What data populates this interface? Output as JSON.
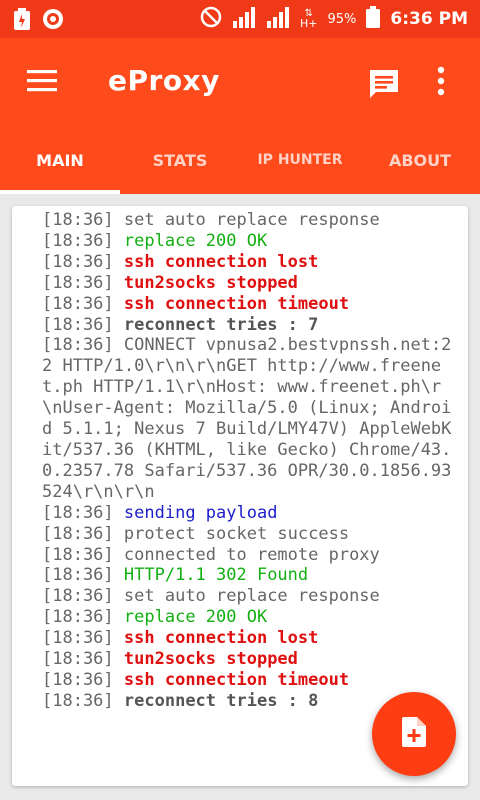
{
  "status_bar": {
    "battery_percent": "95%",
    "time": "6:36 PM",
    "icons": [
      "charging-icon",
      "app-notification-icon",
      "do-not-disturb-icon",
      "signal-icon",
      "signal-icon-2",
      "data-hplus-icon",
      "battery-icon"
    ],
    "network_label": "H+"
  },
  "app_bar": {
    "title": "eProxy",
    "icons": [
      "menu-icon",
      "chat-icon",
      "more-vert-icon"
    ]
  },
  "tabs": [
    {
      "label": "MAIN",
      "active": true
    },
    {
      "label": "STATS",
      "active": false
    },
    {
      "label": "IP HUNTER",
      "active": false
    },
    {
      "label": "ABOUT",
      "active": false
    }
  ],
  "log": {
    "cut_line": "[18:36] set auto replace response",
    "lines": [
      {
        "time": "[18:36]",
        "msg": "replace 200 OK",
        "style": "green"
      },
      {
        "time": "[18:36]",
        "msg": "ssh connection lost",
        "style": "red"
      },
      {
        "time": "[18:36]",
        "msg": "tun2socks stopped",
        "style": "red"
      },
      {
        "time": "[18:36]",
        "msg": "ssh connection timeout",
        "style": "red"
      },
      {
        "time": "[18:36]",
        "msg": "reconnect tries : 7",
        "style": "darkgray"
      },
      {
        "time": "[18:36]",
        "msg": "CONNECT vpnusa2.bestvpnssh.net:22 HTTP/1.0\\r\\n\\r\\nGET http://www.freenet.ph HTTP/1.1\\r\\nHost: www.freenet.ph\\r\\nUser-Agent: Mozilla/5.0 (Linux; Android 5.1.1; Nexus 7 Build/LMY47V) AppleWebKit/537.36 (KHTML, like Gecko) Chrome/43.0.2357.78 Safari/537.36 OPR/30.0.1856.93524\\r\\n\\r\\n",
        "style": "gray"
      },
      {
        "time": "[18:36]",
        "msg": "sending payload",
        "style": "blue"
      },
      {
        "time": "[18:36]",
        "msg": "protect socket success",
        "style": "gray"
      },
      {
        "time": "[18:36]",
        "msg": "connected to remote proxy",
        "style": "gray"
      },
      {
        "time": "[18:36]",
        "msg": "HTTP/1.1 302 Found",
        "style": "green"
      },
      {
        "time": "[18:36]",
        "msg": "set auto replace response",
        "style": "gray"
      },
      {
        "time": "[18:36]",
        "msg": "replace 200 OK",
        "style": "green"
      },
      {
        "time": "[18:36]",
        "msg": "ssh connection lost",
        "style": "red"
      },
      {
        "time": "[18:36]",
        "msg": "tun2socks stopped",
        "style": "red"
      },
      {
        "time": "[18:36]",
        "msg": "ssh connection timeout",
        "style": "red"
      },
      {
        "time": "[18:36]",
        "msg": "reconnect tries : 8",
        "style": "darkgray"
      }
    ]
  },
  "fab": {
    "icon": "add-file-icon"
  },
  "colors": {
    "status_bar": "#f03a17",
    "app_bar": "#ff4a1c",
    "fab": "#ff3d12",
    "log_green": "#12b012",
    "log_red": "#e01010",
    "log_blue": "#1d1dcc",
    "log_gray": "#666666"
  }
}
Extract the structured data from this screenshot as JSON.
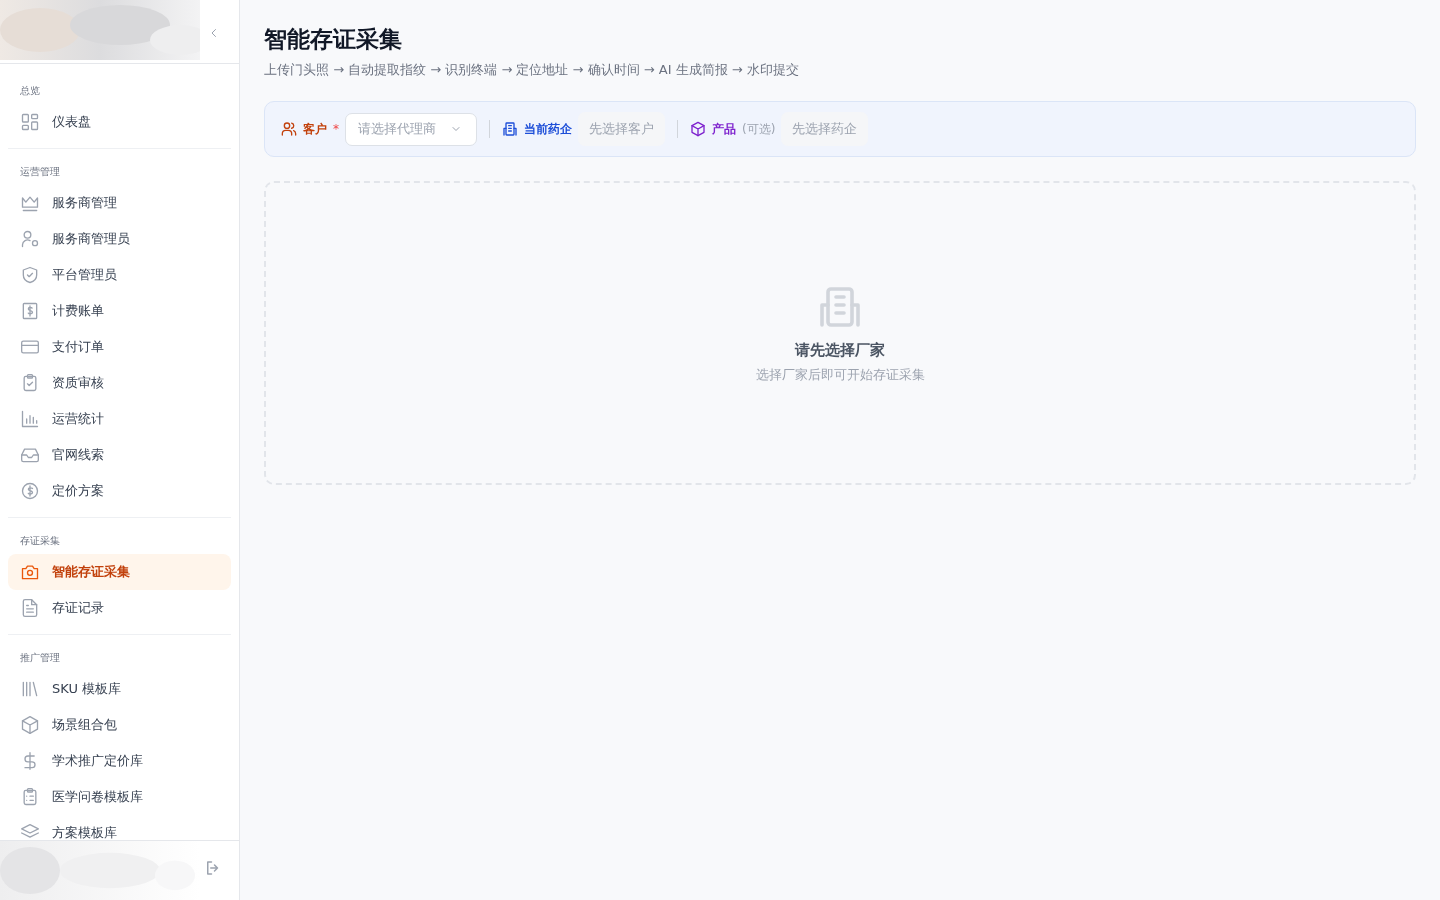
{
  "sidebar": {
    "groups": [
      {
        "label": "总览",
        "items": [
          {
            "label": "仪表盘",
            "selected": false
          }
        ]
      },
      {
        "label": "运营管理",
        "items": [
          {
            "label": "服务商管理",
            "selected": false
          },
          {
            "label": "服务商管理员",
            "selected": false
          },
          {
            "label": "平台管理员",
            "selected": false
          },
          {
            "label": "计费账单",
            "selected": false
          },
          {
            "label": "支付订单",
            "selected": false
          },
          {
            "label": "资质审核",
            "selected": false
          },
          {
            "label": "运营统计",
            "selected": false
          },
          {
            "label": "官网线索",
            "selected": false
          },
          {
            "label": "定价方案",
            "selected": false
          }
        ]
      },
      {
        "label": "存证采集",
        "items": [
          {
            "label": "智能存证采集",
            "selected": true
          },
          {
            "label": "存证记录",
            "selected": false
          }
        ]
      },
      {
        "label": "推广管理",
        "items": [
          {
            "label": "SKU 模板库",
            "selected": false
          },
          {
            "label": "场景组合包",
            "selected": false
          },
          {
            "label": "学术推广定价库",
            "selected": false
          },
          {
            "label": "医学问卷模板库",
            "selected": false
          },
          {
            "label": "方案模板库",
            "selected": false
          }
        ]
      }
    ]
  },
  "page": {
    "title": "智能存证采集",
    "subtitle": "上传门头照 → 自动提取指纹 → 识别终端 → 定位地址 → 确认时间 → AI 生成简报 → 水印提交"
  },
  "filters": {
    "customer": {
      "label": "客户",
      "required_mark": "*",
      "placeholder": "请选择代理商"
    },
    "company": {
      "label": "当前药企",
      "placeholder": "先选择客户"
    },
    "product": {
      "label": "产品",
      "note": "(可选)",
      "placeholder": "先选择药企"
    }
  },
  "empty": {
    "title": "请先选择厂家",
    "hint": "选择厂家后即可开始存证采集"
  }
}
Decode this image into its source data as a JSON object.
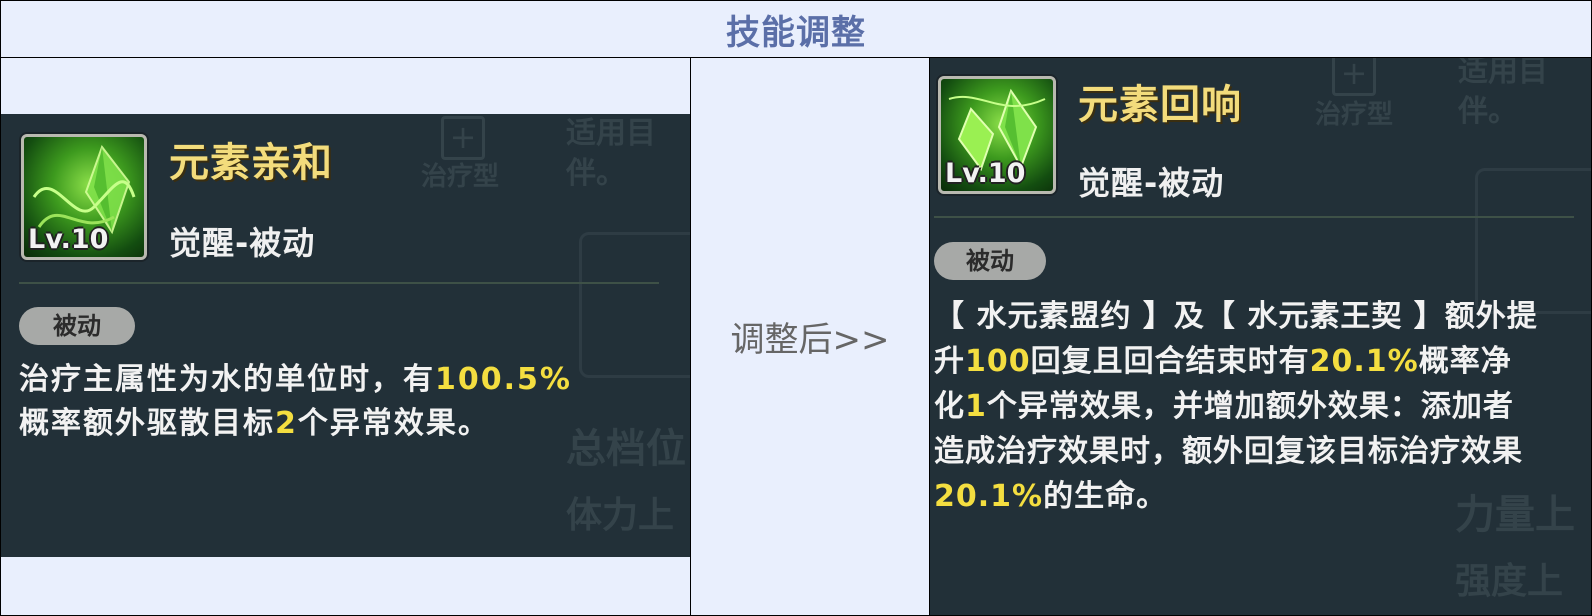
{
  "header": {
    "title": "技能调整"
  },
  "middle": {
    "label": "调整后>>"
  },
  "before": {
    "skill_name": "元素亲和",
    "skill_type": "觉醒-被动",
    "level": "Lv.10",
    "badge": "被动",
    "desc": {
      "p1": "治疗主属性为水的单位时，有",
      "v1": "100.5%",
      "p2": "概率额外驱散目标",
      "v2": "2",
      "p3": "个异常效果。"
    },
    "background": {
      "plus": "+",
      "t1": "治疗型",
      "t2": "适用目",
      "t3": "伴。",
      "t4": "总档位",
      "t5": "体力上"
    }
  },
  "after": {
    "skill_name": "元素回响",
    "skill_type": "觉醒-被动",
    "level": "Lv.10",
    "badge": "被动",
    "desc": {
      "p1": "【 水元素盟约 】及【 水元素王契 】额外提升",
      "v1": "100",
      "p2": "回复且回合结束时有",
      "v2": "20.1%",
      "p3": "概率净化",
      "v3": "1",
      "p4": "个异常效果，并增加额外效果：添加者造成治疗效果时，额外回复该目标治疗效果",
      "v4": "20.1%",
      "p5": "的生命。"
    },
    "background": {
      "plus": "+",
      "t1": "治疗型",
      "t2": "适用目",
      "t3": "伴。",
      "t4": "力量上",
      "t5": "强度上"
    }
  },
  "colors": {
    "highlight": "#f4de40",
    "title": "#5b6fa8",
    "panel": "#223038"
  }
}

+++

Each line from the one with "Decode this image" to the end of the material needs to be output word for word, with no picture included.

Decode this image into its source data as a JSON object.
{
  "header": {
    "title": "技能调整"
  },
  "middle": {
    "label": "调整后>>"
  },
  "before": {
    "skill_name": "元素亲和",
    "skill_type": "觉醒-被动",
    "level": "Lv.10",
    "badge": "被动",
    "desc": {
      "p1": "治疗主属性为水的单位时，有",
      "v1": "100.5%",
      "p2": "概率额外驱散目标",
      "v2": "2",
      "p3": "个异常效果。"
    },
    "background": {
      "plus": "+",
      "t1": "治疗型",
      "t2": "适用目",
      "t3": "伴。",
      "t4": "总档位",
      "t5": "体力上"
    }
  },
  "after": {
    "skill_name": "元素回响",
    "skill_type": "觉醒-被动",
    "level": "Lv.10",
    "badge": "被动",
    "desc": {
      "p1": "【 水元素盟约 】及【 水元素王契 】额外提升",
      "v1": "100",
      "p2": "回复且回合结束时有",
      "v2": "20.1%",
      "p3": "概率净化",
      "v3": "1",
      "p4": "个异常效果，并增加额外效果：添加者造成治疗效果时，额外回复该目标治疗效果",
      "v4": "20.1%",
      "p5": "的生命。"
    },
    "background": {
      "plus": "+",
      "t1": "治疗型",
      "t2": "适用目",
      "t3": "伴。",
      "t4": "力量上",
      "t5": "强度上"
    }
  },
  "colors": {
    "highlight": "#f4de40",
    "title": "#5b6fa8",
    "panel": "#223038"
  }
}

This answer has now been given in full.